Of course, there’s a good reason state legislators now think they can pass laws ignoring long-standing Supreme Court precedent and rely on the court’s recently changed supermajority to demolish long-standing precedent. Indeed, that is exactly what happened in 2021 with the Texas abortion bounty bill, S.B. 8, and again last year when the court overturned its long-standing precedent establishing the constitutional right to an abortion in Dobbs v. Jackson Women’s Health Organization. With Dobbs in the background, Florida’s legislators are confident this court would be similarly willing to undo Kennedy and expand the constitutional boundaries of capital punishment to make way for this legislation.
Even if the legislators’ speculations about the court’s views prove true, the bills still pose constitutional concern. With this legislation, Florida will be an extreme outlier in capital punishment. Just the proposal alone marks a stark difference to other legislation pending around the country—for example, Alabama’s proposal to raise their jury recommendation requirement for a capital sentence to unanimity and Ohio’s abolition proposal. Perhaps more concerning is the idea that child sexual battery is just the beginning to a “slippery slope” of expanding the death penalty to non-homicide crimes—as Rep. Gottlieb suggested at the committee hearing late last month.
Absolutely no one denies the heinous and atrocious nature of child sexual battery offenses. Nor is it denied that these crimes should be harshly punished. But imposing an unconstitutional penalty that strains the state’s resources is just not the answer. As we have explained, just one death sentence costs the state millions of dollars more than a sentence of life in prison without parole. Even at its current population of just under 300, Union Correctional Institution—which houses Florida’s death row—is severely understaffed. The state has had to deploy the National Guard just to meet its bare minimum staffing requirements at UCI.
As to the victims, each case—including any hypothetical “test case” used to challenge Kennedy—will undoubtedly cause extreme emotional pressure. As noted at the committee hearings, the abuser in child sexual assault cases is most often a family member or close family friend. As a result, the living child victim—in addition to the trauma from the abuse—would bear the weight of the perpetrator being subject to a death sentence and suffer through the decades of uncertainty and appeals that are unique to capital punishment.

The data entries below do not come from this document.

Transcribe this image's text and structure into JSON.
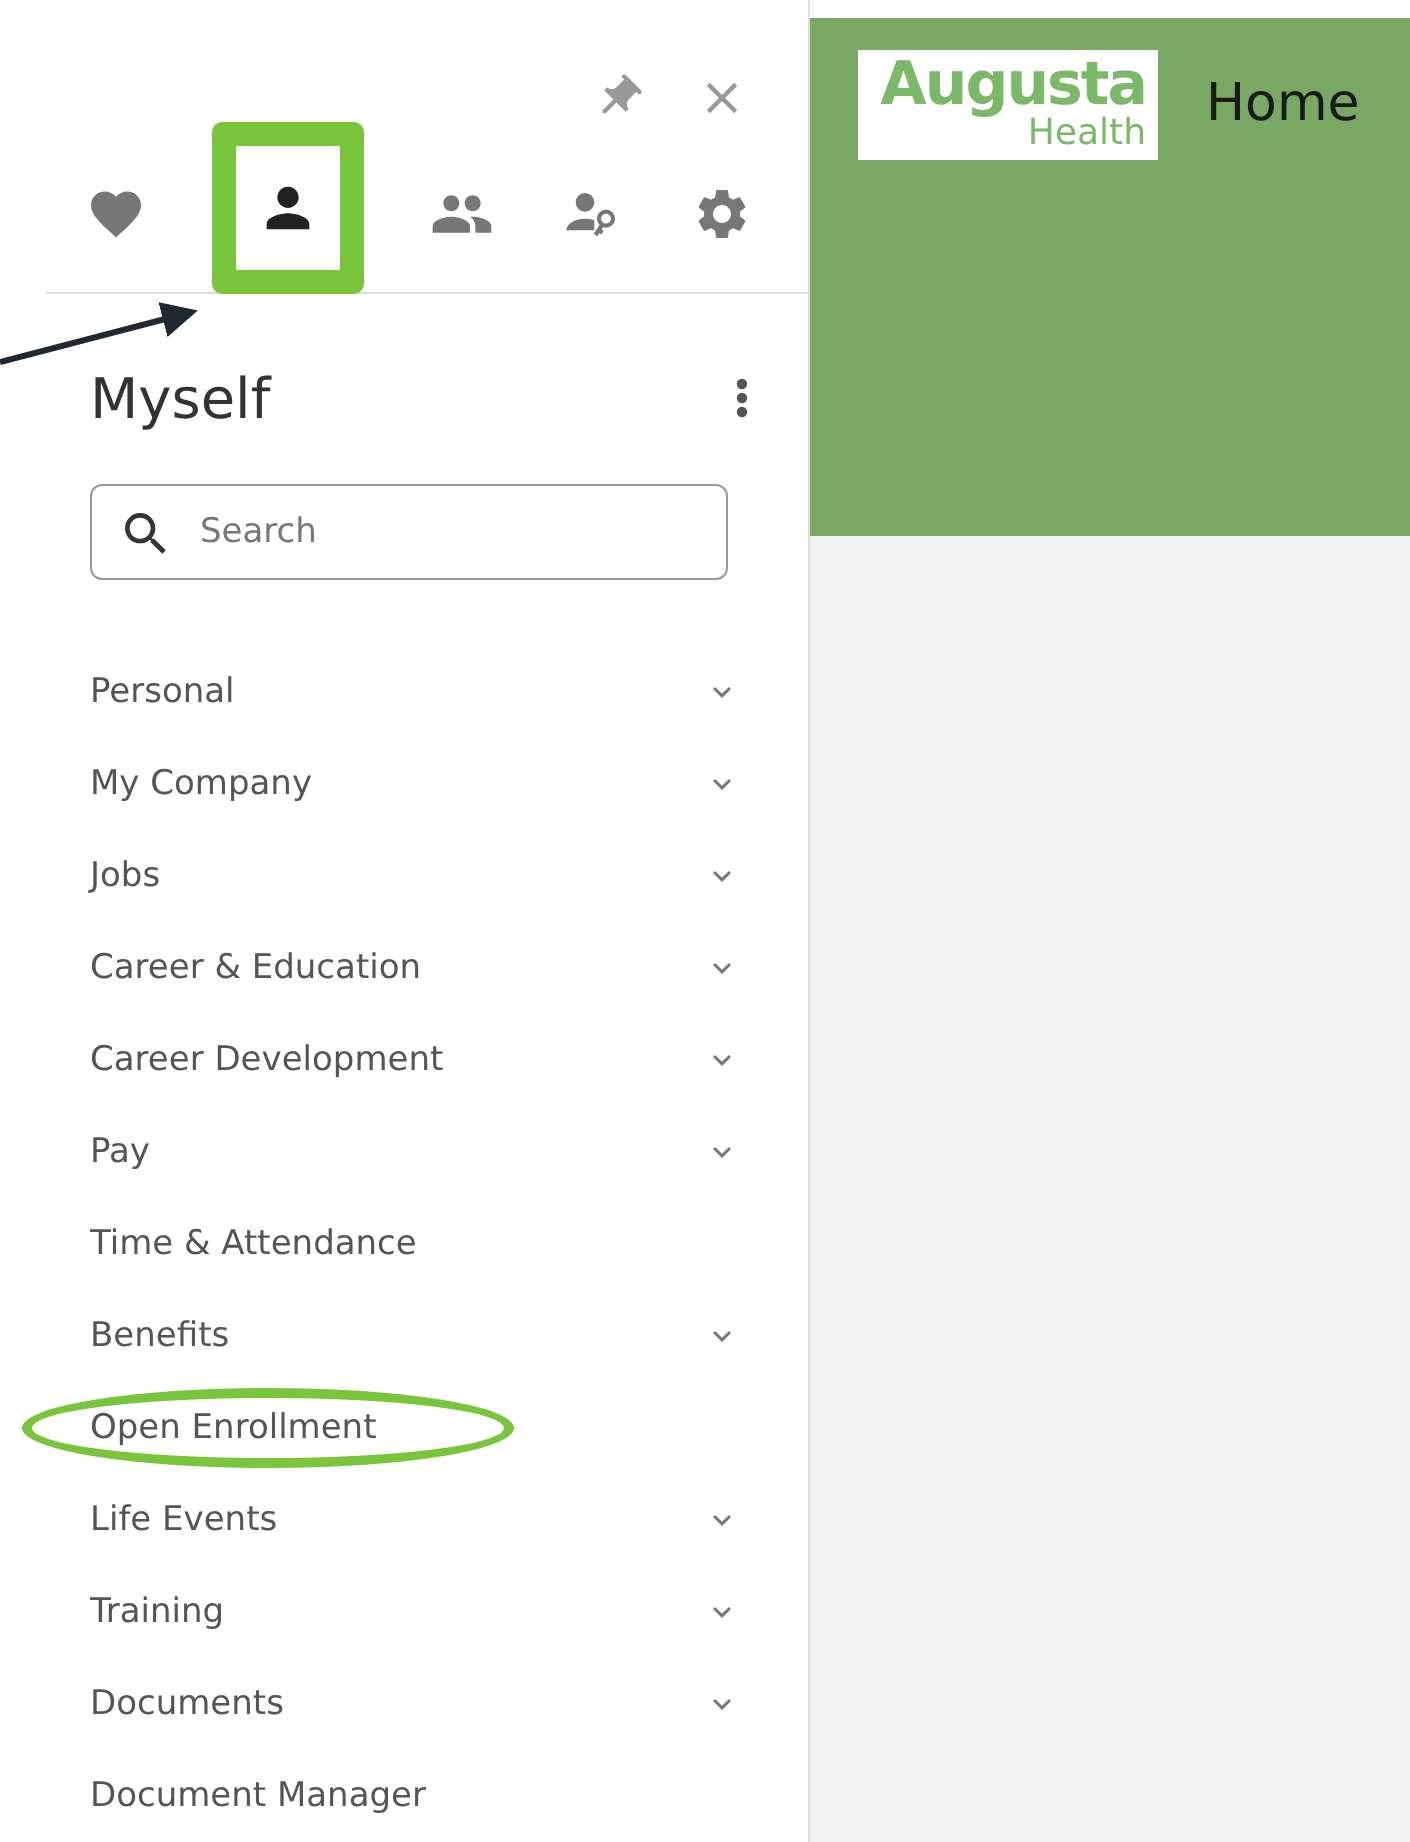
{
  "sidebar": {
    "tabs": [
      {
        "selected": false,
        "highlighted": false
      },
      {
        "selected": true,
        "highlighted": true
      },
      {
        "selected": false,
        "highlighted": false
      },
      {
        "selected": false,
        "highlighted": false
      },
      {
        "selected": false,
        "highlighted": false
      }
    ],
    "title": "Myself",
    "search": {
      "placeholder": "Search"
    },
    "items": [
      {
        "label": "Personal",
        "expandable": true,
        "circled": false
      },
      {
        "label": "My Company",
        "expandable": true,
        "circled": false
      },
      {
        "label": "Jobs",
        "expandable": true,
        "circled": false
      },
      {
        "label": "Career & Education",
        "expandable": true,
        "circled": false
      },
      {
        "label": "Career Development",
        "expandable": true,
        "circled": false
      },
      {
        "label": "Pay",
        "expandable": true,
        "circled": false
      },
      {
        "label": "Time & Attendance",
        "expandable": false,
        "circled": false
      },
      {
        "label": "Benefits",
        "expandable": true,
        "circled": false
      },
      {
        "label": "Open Enrollment",
        "expandable": false,
        "circled": true
      },
      {
        "label": "Life Events",
        "expandable": true,
        "circled": false
      },
      {
        "label": "Training",
        "expandable": true,
        "circled": false
      },
      {
        "label": "Documents",
        "expandable": true,
        "circled": false
      },
      {
        "label": "Document Manager",
        "expandable": false,
        "circled": false
      }
    ]
  },
  "header": {
    "logo": {
      "line_1": "Augusta",
      "line_2": "Health"
    },
    "title": "Home"
  }
}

A sentence of life without parole is a harsh and severe punishment, including for a person convicted of child sexual abuse. Instead of spending millions of dollars to possibly change long-standing precedent, Florida’s resources are much better spent trying to protect our children from the abuse in the first place and ensuring survivors have access to mental health treatment and the proper support following the offense. That is how Florida can end the cycle of violence.